Museums (generally those wanting to avoid repatriating artefacts in their collections) regularly talk about giving high quality replicas to the original communities that artefacts came from.
This example uses holographic technology – but, as with every time this issue crops up, if it is good enough for the original owners, then why isn’t it good enough for the current owners to keep the digital replica & return the original?
BBC News 
Page last updated at 08:03 GMT, Thursday, 6 May 2010 09:03 UK
Hologram artefacts go on display at Llangollen museum
A museum is displaying holographic images of artefacts made using a new imaging technique pioneered in Wales.
The holograms and 3D computer images will be shown at the Llangollen Museum in Denbighshire.
The imaging technique was developed by Professor Hans Bjelkhagan of Glyndwr University in Wrexham.
The museum claims the technique allows smaller venues to exhibit key works without having to borrow them from national museums.
An entry on the museum’s website says: “Although the national museums have programmes in place to lend out artefacts, it often is not possible for smaller museums to borrow items that they may wish to – there may not be the space or there may be security and storage issues.
“This exhibition aims to use modern technology to enable people to view three-dimensional ‘images’ of the artefacts in various different forms.”
The museum claims the holograms “convince the viewer that the object is actually there behind the glass”.
Prof Bjelkhagan has been working on the new technique for 15 years and said Wales was the first country in the world to use the technology.
He explained: “It’s an imaging technology that is absolutely perfect. No computer can reproduce images like this.
“We freeze the light as it comes from the object, so we actually capture the light coming from the object which can then regenerate the object as if it was still there.
“In the museum, they have put an axe and the hologram next to it and people can’t tell which is the real image.”
The technique uses three lasers, in red, blue and green, which are then combined into one white light.
Prof Bjelkhagan said: “You have to put a glass plate in front of the object, and the light from the object goes back into the glass and is recorded. It’s like ‘old-fashioned’ film photography.
“All the artefacts were brought to the labs at Optic to be recorded.
“One of the most unique artefacts is a 14,000-year-old necklace engraved with a horse which is so valuable no-one can have it here in Wales.
“It’s kept in the British Museum. For the first time people in Wales will be able to see it. It was found in Llandudno, in the Great Orme mountain, where they also want to show the exhibition.”
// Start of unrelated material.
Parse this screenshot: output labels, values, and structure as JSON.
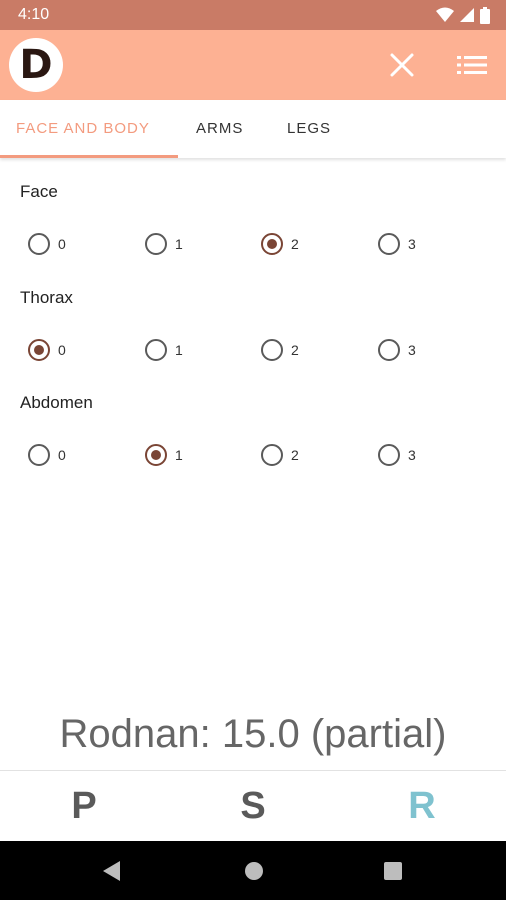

The Bringing the Artefacts Back to the People exhibition is the result of a partnership between museums across north Wales, and Optic Technium in St Asaph, Denbighshire.
The exhibition is being taken on tour over the next two years once it leaves Llangollen.
The project was funded by the Esmée Fairbairn Foundation, an independent grant-making organisation.